Fort Riley in Geary County, Kansas — The American Midwest (Upper Plains)
In Memory of Civil War Horses and Mules
of the one and one half million
horses and mules of the Union and
Confederate armies who were killed
were wounded, or died from disease
in the Civil War
Gift to the United States Military Museum
From Major Paul Mellon
Instructor of Horsemanship
The Cavalry School Fort Riley Kansas
April 1942 - February 1943
Erected 1996 by Major Paul Mellon.
Location. 39° 3.796′ N, 96° 46.91′ W. Marker is in Fort Riley, Kansas, in Geary County. Marker can be reached from the intersection of Henry Avenue and Sheridan Avenue. Click for map. Located behind the U.S. Cavalry Museum. Marker is at or near this postal address: 205 Henry Avenue, Fort Riley KS 66442, United States of America.
Other nearby markers. At least 8 other markers are within walking distance of this marker. Ogden Monument (a few steps from this marker); M16 Multiple Gun Motor Carriage (a few steps from this marker); M5 Stuart Light Tank (a few steps from this marker); M24 Chaffee Light Tank (within shouting distance of this marker); M4A3 Sherman Medium Tank 16th Infantry Regiment — 1st Infantry Division (within shouting distance of this marker); M113 Armored Personnel Carrier (within shouting distance of this marker); M3A1 37 mm Anti-Tank Gun (within shouting distance of this marker). Click for a list of all markers in Fort Riley.
Regarding In Memory of Civil War Horses and Mules. There were more horse and mule casualties during the war years than casualties of men. And as with the soldiers, more of the equines perished from disease or exhaustion than from being hit by bullets. Many died of glanders, which is a highly infectious disease that affects a horse’s nasal passages, respiration and skin. With that said, horses withstood enemy fire as it was hard to bring down a huge horse with a minie ball. Some have estimated that the average horse was wounded five times.
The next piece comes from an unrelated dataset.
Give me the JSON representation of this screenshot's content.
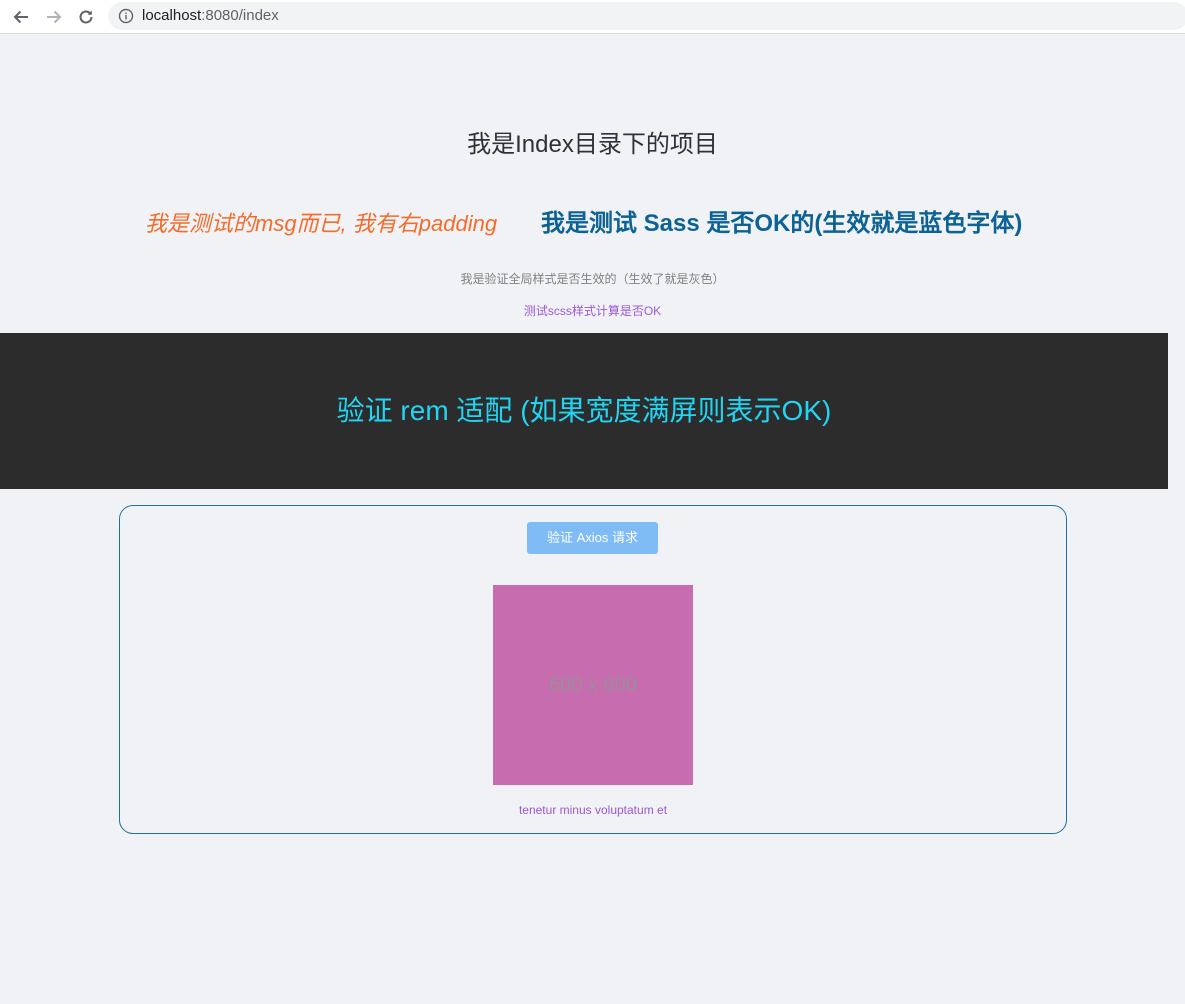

Categories. • Animals • Military • War, US Civil •
Credits. This page originally submitted on , by Mark Hilton of Montgomery, Alabama. This page has been viewed 176 times since then and 4 times this year. Photos: 1, 2, 3, 4. submitted on , by Mark Hilton of Montgomery, Alabama. This page was last revised on June 16, 2016.